Cabbagetown’s Farmer’s Market takes place from June to October, 3:00 PM to 7:00 PM at Riverdale Park West. Opened in 2001, it was Toronto’s first organic market. It was closed for a short while in 2015 until strong community drive brought it back, wishing to make sustainably sourced food more available to downtown residents.


Local Eateries

Cabbagetown is home to many historical eateries, from traditional British pubs like House on Parliament, to posh sushi offerings from Kingyo Izakaya. Gorgeous greenery-filled streets surround you on the patio of The Blake House. Famed café JetFuel Coffee is one of Toronto’s most cherished sources of caffeine.

For how small it is, Cabbagetown is chock full of gorgeous and unique restaurants around every corner to explore.


cabbagetown history toronto necropolis.png

The Toronto Necropolis

An unorthodox place to visit, but one of the most beautiful. The Toronto Necropolis dates back to the 1850s, making it one of the city’s oldest cemeteries. Stunning Gothic and Victorian architecture is surrounded by a generous amount of greenery, and there are even a few stained glass windows. The Toronto Necropolis is the resting place of many important figures in Canadian history, including Toronto’s first mayor, William Lyon Mackenzie, and Jack Layton.

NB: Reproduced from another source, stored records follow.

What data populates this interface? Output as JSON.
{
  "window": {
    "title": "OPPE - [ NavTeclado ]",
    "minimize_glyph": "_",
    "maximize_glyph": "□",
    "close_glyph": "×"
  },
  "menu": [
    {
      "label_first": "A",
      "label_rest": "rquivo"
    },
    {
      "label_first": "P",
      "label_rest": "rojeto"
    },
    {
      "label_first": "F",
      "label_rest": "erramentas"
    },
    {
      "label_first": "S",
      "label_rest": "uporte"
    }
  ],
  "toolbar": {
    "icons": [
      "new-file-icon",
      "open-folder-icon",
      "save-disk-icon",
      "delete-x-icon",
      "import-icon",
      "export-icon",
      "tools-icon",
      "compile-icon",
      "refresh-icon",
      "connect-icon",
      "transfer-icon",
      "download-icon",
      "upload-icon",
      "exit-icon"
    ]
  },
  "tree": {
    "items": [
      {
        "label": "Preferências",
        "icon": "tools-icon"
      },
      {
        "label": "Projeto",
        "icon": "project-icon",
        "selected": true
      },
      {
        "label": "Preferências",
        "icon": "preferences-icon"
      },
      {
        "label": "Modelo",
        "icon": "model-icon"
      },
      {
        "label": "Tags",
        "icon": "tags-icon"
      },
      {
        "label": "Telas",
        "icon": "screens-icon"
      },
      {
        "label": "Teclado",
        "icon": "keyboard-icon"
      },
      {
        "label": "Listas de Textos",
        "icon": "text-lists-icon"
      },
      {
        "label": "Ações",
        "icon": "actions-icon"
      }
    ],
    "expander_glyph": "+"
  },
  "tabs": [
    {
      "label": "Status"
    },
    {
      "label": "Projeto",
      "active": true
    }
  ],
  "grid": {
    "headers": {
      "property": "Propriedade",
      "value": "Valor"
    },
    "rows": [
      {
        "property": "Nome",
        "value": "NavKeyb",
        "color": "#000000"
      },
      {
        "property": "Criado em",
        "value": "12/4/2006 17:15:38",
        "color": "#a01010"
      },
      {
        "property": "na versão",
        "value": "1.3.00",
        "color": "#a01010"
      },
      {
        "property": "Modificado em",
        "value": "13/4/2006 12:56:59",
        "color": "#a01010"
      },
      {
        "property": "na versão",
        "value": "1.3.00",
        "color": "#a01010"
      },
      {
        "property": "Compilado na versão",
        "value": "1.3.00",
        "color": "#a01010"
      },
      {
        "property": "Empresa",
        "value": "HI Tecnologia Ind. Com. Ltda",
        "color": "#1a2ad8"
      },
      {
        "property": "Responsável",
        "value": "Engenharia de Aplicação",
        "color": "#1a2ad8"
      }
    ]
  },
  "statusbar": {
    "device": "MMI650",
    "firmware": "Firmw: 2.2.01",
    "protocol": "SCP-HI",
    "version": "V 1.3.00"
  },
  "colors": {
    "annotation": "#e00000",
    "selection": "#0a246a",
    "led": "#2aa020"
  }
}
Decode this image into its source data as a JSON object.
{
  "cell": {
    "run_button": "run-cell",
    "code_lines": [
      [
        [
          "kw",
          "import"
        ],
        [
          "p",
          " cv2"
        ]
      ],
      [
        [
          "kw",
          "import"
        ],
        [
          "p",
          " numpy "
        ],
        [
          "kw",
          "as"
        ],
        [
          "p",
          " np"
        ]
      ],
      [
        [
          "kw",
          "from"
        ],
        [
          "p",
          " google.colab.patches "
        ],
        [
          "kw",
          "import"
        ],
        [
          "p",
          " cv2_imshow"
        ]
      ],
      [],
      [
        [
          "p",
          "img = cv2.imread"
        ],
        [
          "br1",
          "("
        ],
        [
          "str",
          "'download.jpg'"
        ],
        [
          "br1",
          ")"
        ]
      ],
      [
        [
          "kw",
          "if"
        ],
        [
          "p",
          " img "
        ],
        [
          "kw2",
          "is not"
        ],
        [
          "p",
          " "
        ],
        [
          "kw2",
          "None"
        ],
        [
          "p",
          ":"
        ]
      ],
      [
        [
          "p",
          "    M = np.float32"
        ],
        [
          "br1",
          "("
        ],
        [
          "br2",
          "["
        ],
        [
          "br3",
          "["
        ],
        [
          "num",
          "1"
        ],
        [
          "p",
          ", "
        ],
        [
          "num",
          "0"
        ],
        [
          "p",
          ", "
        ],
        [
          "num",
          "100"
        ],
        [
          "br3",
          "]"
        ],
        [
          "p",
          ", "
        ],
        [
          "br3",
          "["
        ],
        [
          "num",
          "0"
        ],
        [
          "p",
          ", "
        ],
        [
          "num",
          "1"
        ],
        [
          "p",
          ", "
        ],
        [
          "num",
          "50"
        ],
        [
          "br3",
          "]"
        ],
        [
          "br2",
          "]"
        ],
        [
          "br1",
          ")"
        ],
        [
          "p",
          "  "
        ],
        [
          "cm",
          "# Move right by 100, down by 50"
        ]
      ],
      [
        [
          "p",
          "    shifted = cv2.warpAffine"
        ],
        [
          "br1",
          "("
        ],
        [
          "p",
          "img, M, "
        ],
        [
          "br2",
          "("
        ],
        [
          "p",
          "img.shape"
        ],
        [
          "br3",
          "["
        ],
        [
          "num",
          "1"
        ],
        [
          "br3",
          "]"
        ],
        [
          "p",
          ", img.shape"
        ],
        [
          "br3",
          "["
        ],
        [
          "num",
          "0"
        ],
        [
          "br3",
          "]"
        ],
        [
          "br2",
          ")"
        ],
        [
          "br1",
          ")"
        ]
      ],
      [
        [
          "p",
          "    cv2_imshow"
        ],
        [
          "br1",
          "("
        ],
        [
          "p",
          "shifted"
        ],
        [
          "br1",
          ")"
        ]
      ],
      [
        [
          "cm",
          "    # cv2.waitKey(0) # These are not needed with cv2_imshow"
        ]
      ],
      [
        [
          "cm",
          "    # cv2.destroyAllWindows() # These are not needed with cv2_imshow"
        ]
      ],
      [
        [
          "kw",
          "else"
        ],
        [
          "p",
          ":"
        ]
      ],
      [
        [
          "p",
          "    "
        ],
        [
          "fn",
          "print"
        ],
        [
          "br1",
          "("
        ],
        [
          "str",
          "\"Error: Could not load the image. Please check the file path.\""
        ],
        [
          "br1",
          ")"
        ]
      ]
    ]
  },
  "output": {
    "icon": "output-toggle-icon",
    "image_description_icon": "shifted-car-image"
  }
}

Cabbagetown Festival

Typically happening in early September, the Cabbagetown Festival showcases the community’s best and brightest as locals of all kind take to the streets. Arts and crafts vendors, a myriad of food offerings, entertainment and more are on display for this colourful festival.

cabbagetown history riverdale park west.png

Riverdale Park West

This massive park sits on the East side of Cabbagetown. There’s plenty of space to wander while also leaving room for a number of facilities, including two ball diamonds, a cricket pitch, a picnic site, wading pool, pond and dog off-leash area.

That’s all for our look at the wonderful, storied little space called Cabbagetown. We hope you enjoyed it as much as we did researching it! If you have any more questions about Cabbagetown, or looking at real estate there, feel free to contact us and we’ll be happy to help!